A phase of research into a major project looking at alternative nuclear technologies has been completed by Mott MacDonald.
The company has completed the third phase of its System Requirements for Alternative Nuclear Technologies (ANT) project, commissioned by the Energy Technologies Institute (ETI).
The research has contributed to a report from the ETI saying that small modular reactors could be operating in the UK by 2030, and calling on the government to help encourage early investor confidence.
As part of the research, Mott MacDonald carried out engineering and cost modelling services to determine the feasibility of extracting heat from light water reactor-type SMR steam cycles to supply district heat networks. The results showed that it was technically feasible, relatively easy to implement, and cost implications were modest.

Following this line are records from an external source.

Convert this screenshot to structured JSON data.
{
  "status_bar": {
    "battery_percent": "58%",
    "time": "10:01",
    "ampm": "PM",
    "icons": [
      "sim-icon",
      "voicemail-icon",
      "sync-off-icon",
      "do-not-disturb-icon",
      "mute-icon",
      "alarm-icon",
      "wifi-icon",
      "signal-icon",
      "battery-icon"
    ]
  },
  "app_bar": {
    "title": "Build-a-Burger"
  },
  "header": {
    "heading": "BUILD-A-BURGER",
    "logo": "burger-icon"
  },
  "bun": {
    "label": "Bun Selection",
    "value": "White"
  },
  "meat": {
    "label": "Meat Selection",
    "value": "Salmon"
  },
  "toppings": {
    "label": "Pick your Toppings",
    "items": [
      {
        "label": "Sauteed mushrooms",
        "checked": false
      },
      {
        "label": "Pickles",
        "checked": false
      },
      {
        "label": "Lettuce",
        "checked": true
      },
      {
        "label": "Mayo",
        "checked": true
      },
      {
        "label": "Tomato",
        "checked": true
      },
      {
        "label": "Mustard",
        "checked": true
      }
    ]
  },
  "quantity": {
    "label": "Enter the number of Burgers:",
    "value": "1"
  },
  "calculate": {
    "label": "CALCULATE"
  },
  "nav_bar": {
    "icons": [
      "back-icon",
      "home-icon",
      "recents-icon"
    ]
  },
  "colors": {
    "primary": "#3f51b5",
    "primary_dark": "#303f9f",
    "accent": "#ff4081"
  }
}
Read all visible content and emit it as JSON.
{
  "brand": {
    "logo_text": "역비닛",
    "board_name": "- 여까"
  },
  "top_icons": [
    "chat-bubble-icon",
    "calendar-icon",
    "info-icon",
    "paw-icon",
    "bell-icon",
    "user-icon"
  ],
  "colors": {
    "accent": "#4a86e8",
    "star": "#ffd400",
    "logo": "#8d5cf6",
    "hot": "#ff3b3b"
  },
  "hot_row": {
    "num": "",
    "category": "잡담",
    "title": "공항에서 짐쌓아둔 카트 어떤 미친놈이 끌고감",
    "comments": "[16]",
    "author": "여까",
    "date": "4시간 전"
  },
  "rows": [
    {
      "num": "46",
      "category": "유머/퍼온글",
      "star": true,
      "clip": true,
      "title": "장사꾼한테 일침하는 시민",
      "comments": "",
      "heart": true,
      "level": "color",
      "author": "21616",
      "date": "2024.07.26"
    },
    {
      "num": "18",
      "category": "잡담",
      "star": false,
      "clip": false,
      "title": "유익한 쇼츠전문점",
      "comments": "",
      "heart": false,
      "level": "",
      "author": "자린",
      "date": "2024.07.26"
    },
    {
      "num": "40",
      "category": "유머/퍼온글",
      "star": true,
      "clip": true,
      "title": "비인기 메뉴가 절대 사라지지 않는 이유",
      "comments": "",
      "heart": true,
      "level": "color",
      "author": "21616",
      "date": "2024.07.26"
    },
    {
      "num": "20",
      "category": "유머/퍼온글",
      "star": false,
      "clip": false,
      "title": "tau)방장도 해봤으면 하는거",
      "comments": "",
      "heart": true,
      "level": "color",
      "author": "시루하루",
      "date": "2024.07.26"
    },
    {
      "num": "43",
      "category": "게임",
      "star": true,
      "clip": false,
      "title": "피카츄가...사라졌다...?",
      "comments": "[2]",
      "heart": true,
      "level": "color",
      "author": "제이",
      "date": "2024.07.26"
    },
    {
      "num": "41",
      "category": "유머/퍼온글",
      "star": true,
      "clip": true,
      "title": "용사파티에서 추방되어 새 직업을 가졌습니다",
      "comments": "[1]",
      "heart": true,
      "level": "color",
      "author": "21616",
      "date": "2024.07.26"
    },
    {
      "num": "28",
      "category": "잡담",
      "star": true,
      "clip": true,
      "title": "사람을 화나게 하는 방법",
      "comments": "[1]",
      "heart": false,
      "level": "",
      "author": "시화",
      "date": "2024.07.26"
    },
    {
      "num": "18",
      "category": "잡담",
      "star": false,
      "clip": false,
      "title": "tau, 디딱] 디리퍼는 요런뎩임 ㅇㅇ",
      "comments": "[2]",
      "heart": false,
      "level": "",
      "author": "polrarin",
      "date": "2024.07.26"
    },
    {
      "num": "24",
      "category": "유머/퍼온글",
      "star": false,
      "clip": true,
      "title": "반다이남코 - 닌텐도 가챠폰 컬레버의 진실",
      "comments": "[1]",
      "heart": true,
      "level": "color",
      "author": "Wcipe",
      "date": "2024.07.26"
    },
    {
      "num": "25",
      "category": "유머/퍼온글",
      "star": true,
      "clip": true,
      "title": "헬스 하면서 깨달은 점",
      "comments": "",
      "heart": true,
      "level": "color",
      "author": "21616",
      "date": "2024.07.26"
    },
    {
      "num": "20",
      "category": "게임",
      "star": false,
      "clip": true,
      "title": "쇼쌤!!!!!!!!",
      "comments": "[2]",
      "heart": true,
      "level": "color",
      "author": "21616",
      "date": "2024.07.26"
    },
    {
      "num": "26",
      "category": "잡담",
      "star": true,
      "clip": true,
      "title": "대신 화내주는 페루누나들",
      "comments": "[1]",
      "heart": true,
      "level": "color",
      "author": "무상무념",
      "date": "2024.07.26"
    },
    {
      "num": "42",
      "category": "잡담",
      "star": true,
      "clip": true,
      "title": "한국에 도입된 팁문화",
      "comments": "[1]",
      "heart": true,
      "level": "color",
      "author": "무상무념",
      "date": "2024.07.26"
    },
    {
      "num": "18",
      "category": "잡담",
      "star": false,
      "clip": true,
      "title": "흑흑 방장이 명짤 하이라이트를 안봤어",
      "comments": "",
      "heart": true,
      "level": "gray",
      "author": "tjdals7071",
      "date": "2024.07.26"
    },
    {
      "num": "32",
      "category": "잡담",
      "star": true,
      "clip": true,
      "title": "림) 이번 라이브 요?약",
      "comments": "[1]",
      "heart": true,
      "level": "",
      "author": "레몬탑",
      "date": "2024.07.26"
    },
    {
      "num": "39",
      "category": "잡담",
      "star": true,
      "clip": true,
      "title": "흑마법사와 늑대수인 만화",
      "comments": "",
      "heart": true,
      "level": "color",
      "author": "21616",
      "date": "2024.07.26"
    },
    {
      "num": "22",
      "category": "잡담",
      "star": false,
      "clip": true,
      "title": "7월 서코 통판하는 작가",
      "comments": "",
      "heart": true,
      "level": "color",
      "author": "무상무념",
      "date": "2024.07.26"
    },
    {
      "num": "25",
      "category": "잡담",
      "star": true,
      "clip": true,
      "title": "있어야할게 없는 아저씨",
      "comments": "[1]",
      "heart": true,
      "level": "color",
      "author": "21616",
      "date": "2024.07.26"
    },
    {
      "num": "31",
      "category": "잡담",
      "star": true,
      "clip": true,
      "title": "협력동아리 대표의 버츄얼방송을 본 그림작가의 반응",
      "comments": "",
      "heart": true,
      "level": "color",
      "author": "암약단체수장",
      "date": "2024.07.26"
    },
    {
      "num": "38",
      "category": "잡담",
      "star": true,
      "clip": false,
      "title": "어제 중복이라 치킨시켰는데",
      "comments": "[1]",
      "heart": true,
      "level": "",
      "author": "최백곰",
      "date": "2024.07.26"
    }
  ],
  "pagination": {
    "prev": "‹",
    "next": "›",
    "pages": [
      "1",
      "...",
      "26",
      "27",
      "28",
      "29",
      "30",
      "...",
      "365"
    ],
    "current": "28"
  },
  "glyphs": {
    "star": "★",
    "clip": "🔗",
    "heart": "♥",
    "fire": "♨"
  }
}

“Meeting the UK’s climate change obligations will require new sources of low carbon heat and hot water in our buildings. Large-scale district heat networks, like those currently used in Copenhagen and Helsinki, are a potential solution to this challenge and our work shows that SMRs could be a viable source of heat for these networks, as well as electricity for the national grid,” said Mott MacDonald project manager Sam Friggens.